Problem:
In the entries below, find each line bearing the string "fram" and copy it.

Extracted information:

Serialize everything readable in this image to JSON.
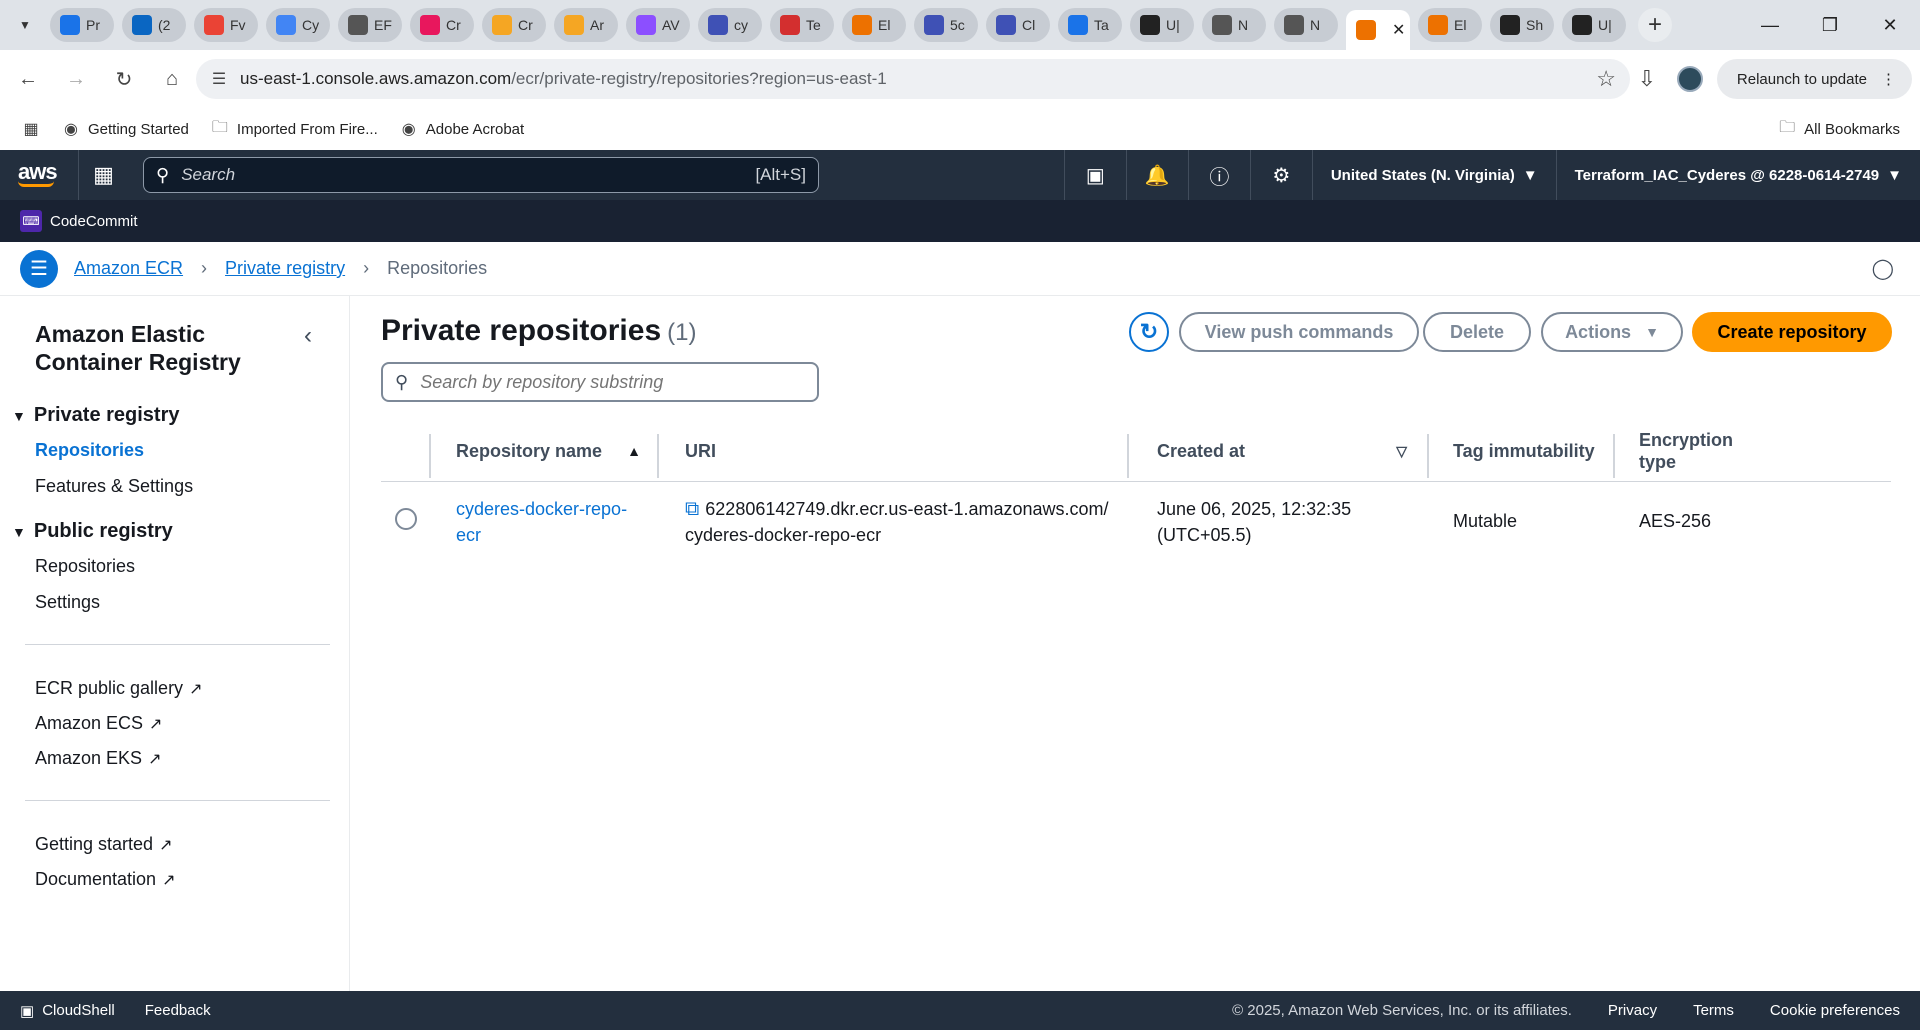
{
  "browser": {
    "tabs": [
      {
        "label": "Pr",
        "color": "#1a73e8"
      },
      {
        "label": "(2",
        "color": "#0a66c2"
      },
      {
        "label": "Fv",
        "color": "#ea4335"
      },
      {
        "label": "Cy",
        "color": "#4285f4"
      },
      {
        "label": "EF",
        "color": "#555555"
      },
      {
        "label": "Cr",
        "color": "#e8175d"
      },
      {
        "label": "Cr",
        "color": "#f5a623"
      },
      {
        "label": "Ar",
        "color": "#f5a623"
      },
      {
        "label": "AV",
        "color": "#8c4fff"
      },
      {
        "label": "cy",
        "color": "#3f51b5"
      },
      {
        "label": "Te",
        "color": "#d32f2f"
      },
      {
        "label": "El",
        "color": "#ed7100"
      },
      {
        "label": "5c",
        "color": "#3f51b5"
      },
      {
        "label": "Cl",
        "color": "#3f51b5"
      },
      {
        "label": "Ta",
        "color": "#1a73e8"
      },
      {
        "label": "U|",
        "color": "#222222"
      },
      {
        "label": "N",
        "color": "#555555"
      },
      {
        "label": "N",
        "color": "#555555"
      },
      {
        "label": "",
        "color": "#ed7100",
        "active": true
      },
      {
        "label": "El",
        "color": "#ed7100"
      },
      {
        "label": "Sh",
        "color": "#222222"
      },
      {
        "label": "U|",
        "color": "#222222"
      }
    ],
    "url_host": "us-east-1.console.aws.amazon.com",
    "url_path": "/ecr/private-registry/repositories?region=us-east-1",
    "relaunch_label": "Relaunch to update",
    "bookmarks": [
      "Getting Started",
      "Imported From Fire...",
      "Adobe Acrobat"
    ],
    "all_bookmarks": "All Bookmarks"
  },
  "aws": {
    "logo": "aws",
    "search_placeholder": "Search",
    "search_shortcut": "[Alt+S]",
    "region": "United States (N. Virginia)",
    "account": "Terraform_IAC_Cyderes @ 6228-0614-2749",
    "service_shortcut": "CodeCommit"
  },
  "breadcrumb": {
    "items": [
      "Amazon ECR",
      "Private registry"
    ],
    "current": "Repositories"
  },
  "sidebar": {
    "title": "Amazon Elastic Container Registry",
    "private_heading": "Private registry",
    "private_items": [
      "Repositories",
      "Features & Settings"
    ],
    "public_heading": "Public registry",
    "public_items": [
      "Repositories",
      "Settings"
    ],
    "external_links": [
      "ECR public gallery",
      "Amazon ECS",
      "Amazon EKS"
    ],
    "help_links": [
      "Getting started",
      "Documentation"
    ]
  },
  "main": {
    "title": "Private repositories",
    "count": "(1)",
    "buttons": {
      "push": "View push commands",
      "delete": "Delete",
      "actions": "Actions",
      "create": "Create repository"
    },
    "search_placeholder": "Search by repository substring",
    "columns": [
      "Repository name",
      "URI",
      "Created at",
      "Tag immutability",
      "Encryption type"
    ],
    "rows": [
      {
        "name": "cyderes-docker-repo-ecr",
        "uri": "622806142749.dkr.ecr.us-east-1.amazonaws.com/cyderes-docker-repo-ecr",
        "created": "June 06, 2025, 12:32:35 (UTC+05.5)",
        "tag_immutability": "Mutable",
        "encryption": "AES-256"
      }
    ]
  },
  "footer": {
    "cloudshell": "CloudShell",
    "feedback": "Feedback",
    "copyright": "© 2025, Amazon Web Services, Inc. or its affiliates.",
    "links": [
      "Privacy",
      "Terms",
      "Cookie preferences"
    ]
  }
}
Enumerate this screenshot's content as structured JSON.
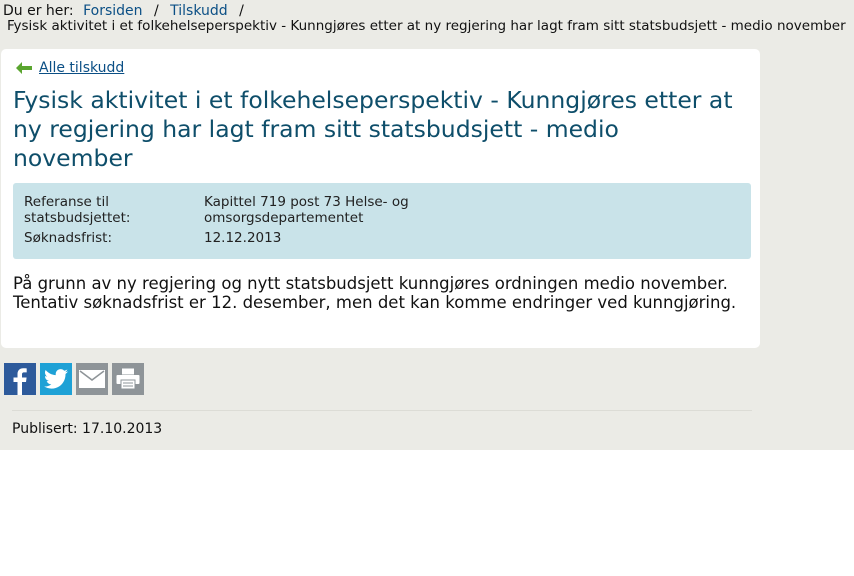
{
  "breadcrumb": {
    "prefix": "Du er her:",
    "items": [
      "Forsiden",
      "Tilskudd"
    ],
    "separator": "/",
    "current": "Fysisk aktivitet i et folkehelseperspektiv - Kunngjøres etter at ny regjering har lagt fram sitt statsbudsjett - medio november"
  },
  "back_link": {
    "label": "Alle tilskudd",
    "icon": "arrow-left-icon"
  },
  "title": "Fysisk aktivitet i et folkehelseperspektiv - Kunngjøres etter at ny regjering har lagt fram sitt statsbudsjett - medio november",
  "info": {
    "reference_label": "Referanse til statsbudsjettet:",
    "reference_value": "Kapittel 719 post 73 Helse- og omsorgsdepartementet",
    "deadline_label": "Søknadsfrist:",
    "deadline_value": "12.12.2013"
  },
  "body": "På grunn av ny regjering og nytt statsbudsjett kunngjøres ordningen medio november. Tentativ søknadsfrist er 12. desember, men det kan komme endringer ved kunngjøring.",
  "share": {
    "icons": [
      "facebook-icon",
      "twitter-icon",
      "mail-icon",
      "print-icon"
    ]
  },
  "published": "Publisert: 17.10.2013",
  "colors": {
    "link": "#0b4f85",
    "title": "#0e4e6a",
    "info_bg": "#c9e3e9",
    "page_bg": "#ebebe6",
    "facebook": "#2d5a9b",
    "twitter": "#1ea1d6",
    "grey_icon": "#8e9498",
    "arrow": "#5aa52f"
  }
}
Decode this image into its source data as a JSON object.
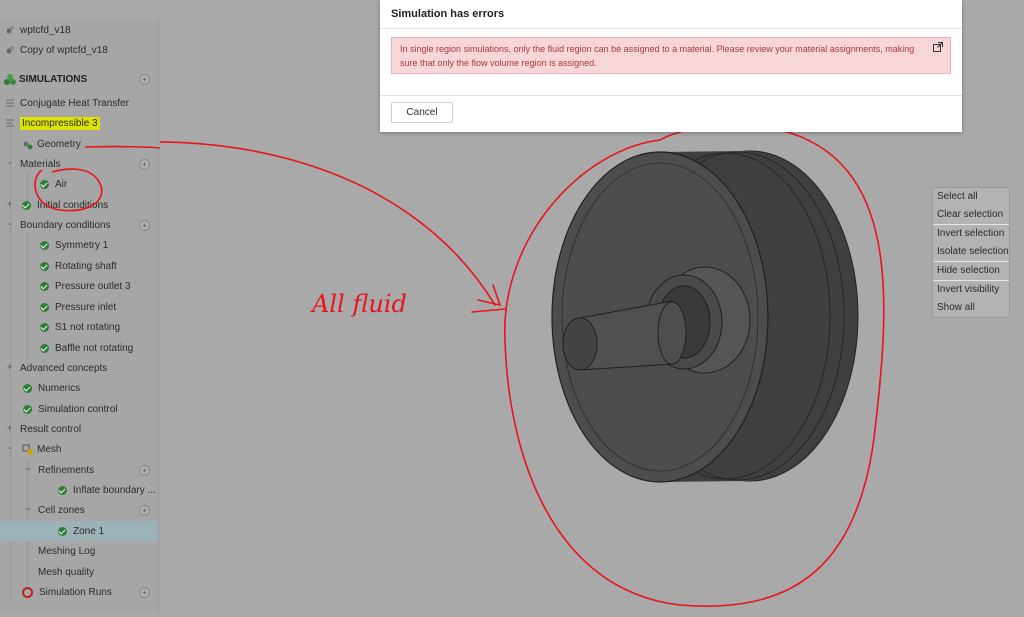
{
  "sidebar": {
    "files": [
      {
        "label": "wptcfd_v18"
      },
      {
        "label": "Copy of wptcfd_v18"
      }
    ],
    "section_title": "SIMULATIONS",
    "conjugate": "Conjugate Heat Transfer",
    "incompressible": "Incompressible 3",
    "geometry": "Geometry",
    "materials": "Materials",
    "air": "Air",
    "initial_conditions": "Initial conditions",
    "boundary_conditions": "Boundary conditions",
    "bc_items": [
      "Symmetry 1",
      "Rotating shaft",
      "Pressure outlet 3",
      "Pressure inlet",
      "S1 not rotating",
      "Baffle not rotating"
    ],
    "advanced_concepts": "Advanced concepts",
    "numerics": "Numerics",
    "simulation_control": "Simulation control",
    "result_control": "Result control",
    "mesh": "Mesh",
    "refinements": "Refinements",
    "inflate_boundary": "Inflate boundary ...",
    "cell_zones": "Cell zones",
    "zone1": "Zone 1",
    "meshing_log": "Meshing Log",
    "mesh_quality": "Mesh quality",
    "simulation_runs": "Simulation Runs"
  },
  "modal": {
    "title": "Simulation has errors",
    "message": "In single region simulations, only the fluid region can be assigned to a material. Please review your material assignments, making sure that only the flow volume region is assigned.",
    "cancel": "Cancel"
  },
  "selection_panel": {
    "items": [
      "Select all",
      "Clear selection",
      "Invert selection",
      "Isolate selection",
      "Hide selection",
      "Invert visibility",
      "Show all"
    ]
  },
  "annotations": {
    "handwritten_text": "All fluid",
    "question_mark": "?",
    "color": "#e8141c"
  },
  "colors": {
    "background": "#a9a9a9",
    "sidebar": "#a6a6a6",
    "highlight": "#dde300",
    "success": "#2e7d32",
    "error_bg": "#f7d6d8",
    "error_text": "#a63a3f",
    "model": "#4a4a4a"
  }
}
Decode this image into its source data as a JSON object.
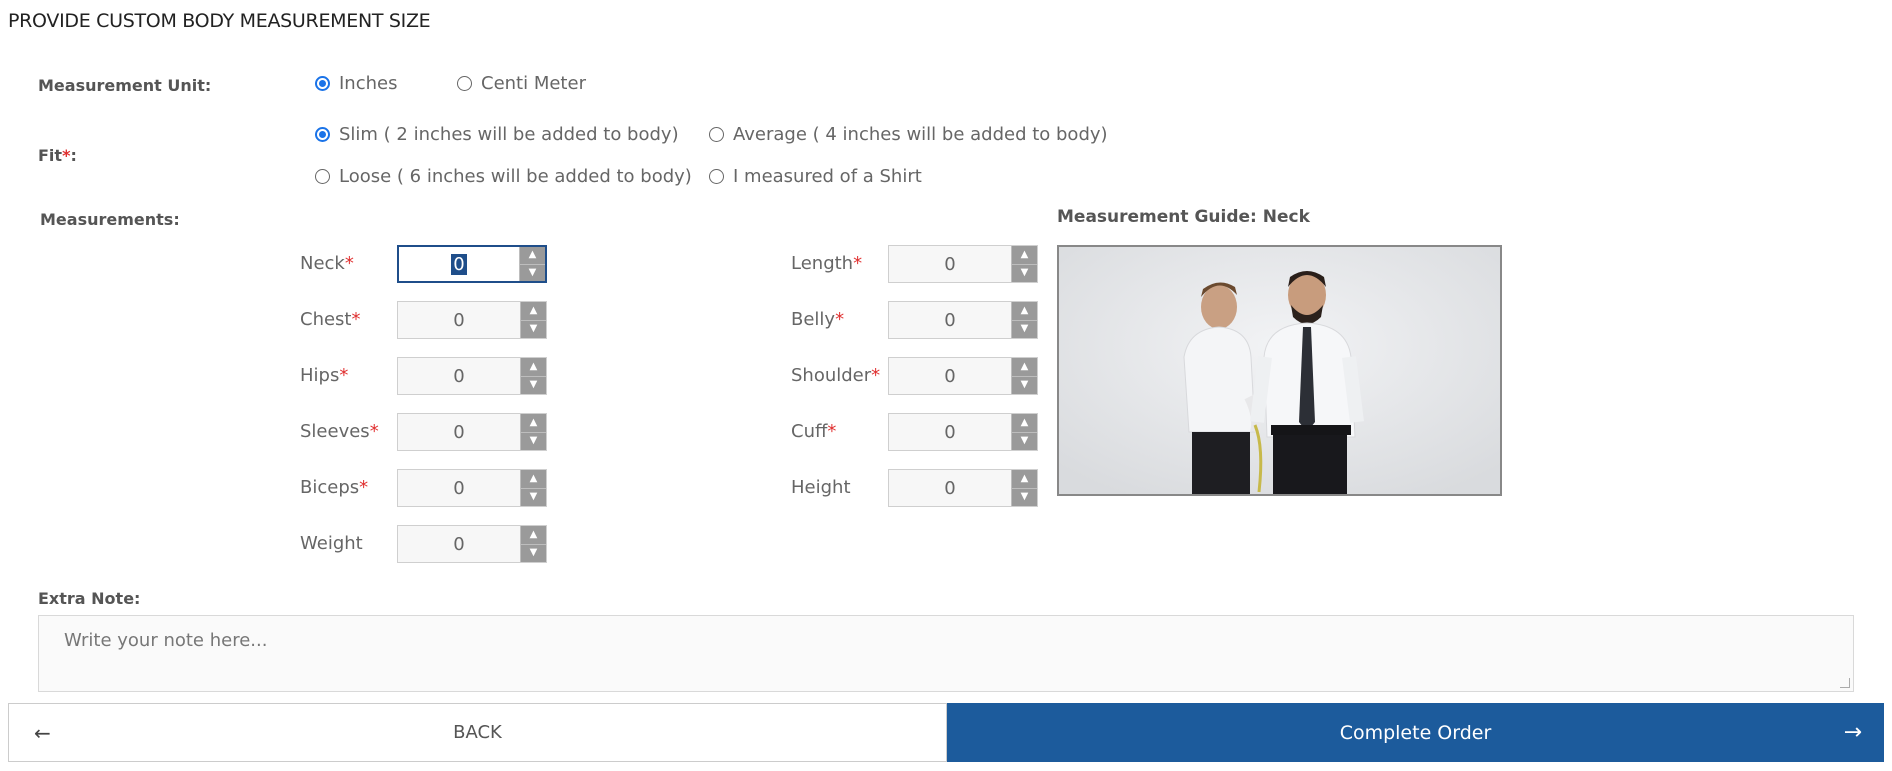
{
  "title": "PROVIDE CUSTOM BODY MEASUREMENT SIZE",
  "unit": {
    "label": "Measurement Unit:",
    "options": [
      "Inches",
      "Centi Meter"
    ],
    "selected": "Inches"
  },
  "fit": {
    "label": "Fit",
    "required_mark": "*",
    "colon": ":",
    "options": [
      "Slim ( 2 inches will be added to body)",
      "Average ( 4 inches will be added to body)",
      "Loose ( 6 inches will be added to body)",
      "I measured of a Shirt"
    ],
    "selected": "Slim ( 2 inches will be added to body)"
  },
  "measurements": {
    "label": "Measurements:",
    "left": [
      {
        "name": "Neck",
        "required": "*",
        "value": "0"
      },
      {
        "name": "Chest",
        "required": "*",
        "value": "0"
      },
      {
        "name": "Hips",
        "required": "*",
        "value": "0"
      },
      {
        "name": "Sleeves",
        "required": "*",
        "value": "0"
      },
      {
        "name": "Biceps",
        "required": "*",
        "value": "0"
      },
      {
        "name": "Weight",
        "required": "",
        "value": "0"
      }
    ],
    "right": [
      {
        "name": "Length",
        "required": "*",
        "value": "0"
      },
      {
        "name": "Belly",
        "required": "*",
        "value": "0"
      },
      {
        "name": "Shoulder",
        "required": "*",
        "value": "0"
      },
      {
        "name": "Cuff",
        "required": "*",
        "value": "0"
      },
      {
        "name": "Height",
        "required": "",
        "value": "0"
      }
    ]
  },
  "guide": {
    "title": "Measurement Guide: Neck"
  },
  "note": {
    "label": "Extra Note:",
    "placeholder": "Write your note here..."
  },
  "buttons": {
    "back": "BACK",
    "back_arrow": "←",
    "complete": "Complete Order",
    "complete_arrow": "→"
  },
  "colors": {
    "accent": "#1c5b9c",
    "required": "#e03030",
    "radio_checked": "#1a73e8"
  }
}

Answer to this task:
    "current": "Fysisk aktivitet i et folkehelseperspektiv - Kunngjøres etter at ny regjering har lagt fram sitt statsbudsjett - medio november"
  "title": "Fysisk aktivitet i et folkehelseperspektiv - Kunngjøres etter at ny regjering har lagt fram sitt statsbudsjett - medio november",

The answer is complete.